Every couple of months I get a newsletter from a local nonprofit
called the
Land Stewardship Project.
In the
current issue (pdf) the cover story deals with the decline in vigor and resilience
of commercial seed stocks, the market reasons behind it, and what one group
of farmers is doing about it.

Farmers who produce organic wheat, oats and other small grains
are often frustrated with the inability of modern varieties to
compete with weeds and to resist diseases and pests. Before World
War II and the advent of chemical agriculture, a tall wheat or
oat plant that had lots of leaves was the norm. That kind of plant
produced plenty of biomass in the form of straw, adding fertility
back to the soil after harvest. And the leaves helped shade out
weeds. But chemicals seemed to make this kind of plant architecture
old-fashioned. The nutrients produced by the taller varieties could
be replaced with petroleum-based fertilizer. Weeds could be sprayed,
making shading unnecessary. Breeders began producing small grains
that were shorter, so they could put more of their growth energy
into producing grain. They were quite successful at it.

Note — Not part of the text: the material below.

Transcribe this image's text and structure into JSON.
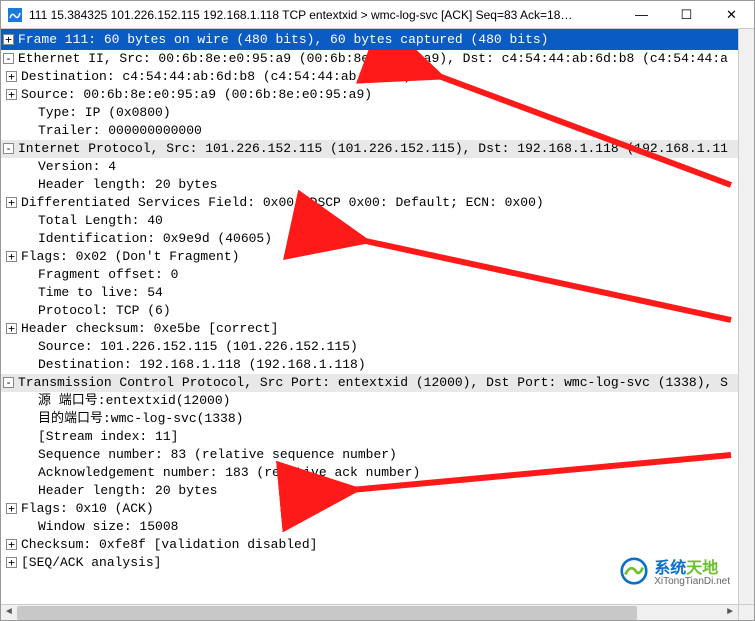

In recent years, questions have been raised as to whether this type
of selective breeding is sustainable in the long run. The newer,
higher yielding small grains are like thoroughbred racehorses:
they have high output in the right conditions, but they require
just the right balance of good weather, fertilizer and chemical
applications. And these varieties tend to be bred to resist one
disease; if a different ailment strikes it, an entire crop can be
lost. In addition, farmers like Podoll complain that as research
becomes more centralized, there are fewer varieties available
that are adapted to particular regions and climates. Podoll is
particularly mindful of that as he wrestles with the wet cycle
that’s been wracking his part of the state since the early 1990s.

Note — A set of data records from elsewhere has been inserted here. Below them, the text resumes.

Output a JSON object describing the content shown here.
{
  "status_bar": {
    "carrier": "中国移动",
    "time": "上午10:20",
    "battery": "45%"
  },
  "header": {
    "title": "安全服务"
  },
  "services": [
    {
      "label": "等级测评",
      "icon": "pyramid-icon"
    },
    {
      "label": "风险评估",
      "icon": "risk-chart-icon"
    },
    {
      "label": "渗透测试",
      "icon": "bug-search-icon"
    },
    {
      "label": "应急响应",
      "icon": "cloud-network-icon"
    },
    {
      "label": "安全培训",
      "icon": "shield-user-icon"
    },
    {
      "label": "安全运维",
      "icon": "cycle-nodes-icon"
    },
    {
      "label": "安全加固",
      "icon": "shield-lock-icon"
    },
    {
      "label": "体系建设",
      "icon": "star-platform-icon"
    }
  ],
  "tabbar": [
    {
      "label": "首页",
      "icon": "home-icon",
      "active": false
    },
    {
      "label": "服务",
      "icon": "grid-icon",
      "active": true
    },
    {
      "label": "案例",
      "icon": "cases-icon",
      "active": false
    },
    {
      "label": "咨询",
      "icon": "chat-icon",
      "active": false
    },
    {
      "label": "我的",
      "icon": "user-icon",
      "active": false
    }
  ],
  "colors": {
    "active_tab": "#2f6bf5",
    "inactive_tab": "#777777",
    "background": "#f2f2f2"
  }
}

As fewer and fewer of us live on farms, as the connections between
us and our food grow longer and more anonymous, it’s disturbing to
see the risks taken with the crops on which we depend. The assumption
of chemical dependence – on fertilizers, weed-killers and pesticides –
has led to weaker plants and a higher risk of crop failures.

The research programs discussed in the article remind me of the
growing popularity of
heirloom varieties for home
gardening. To help keep (and develop) great-tasting, resilient
strains of wheat, corn, oats and more, maybe more home gardeners
should grow grains, too,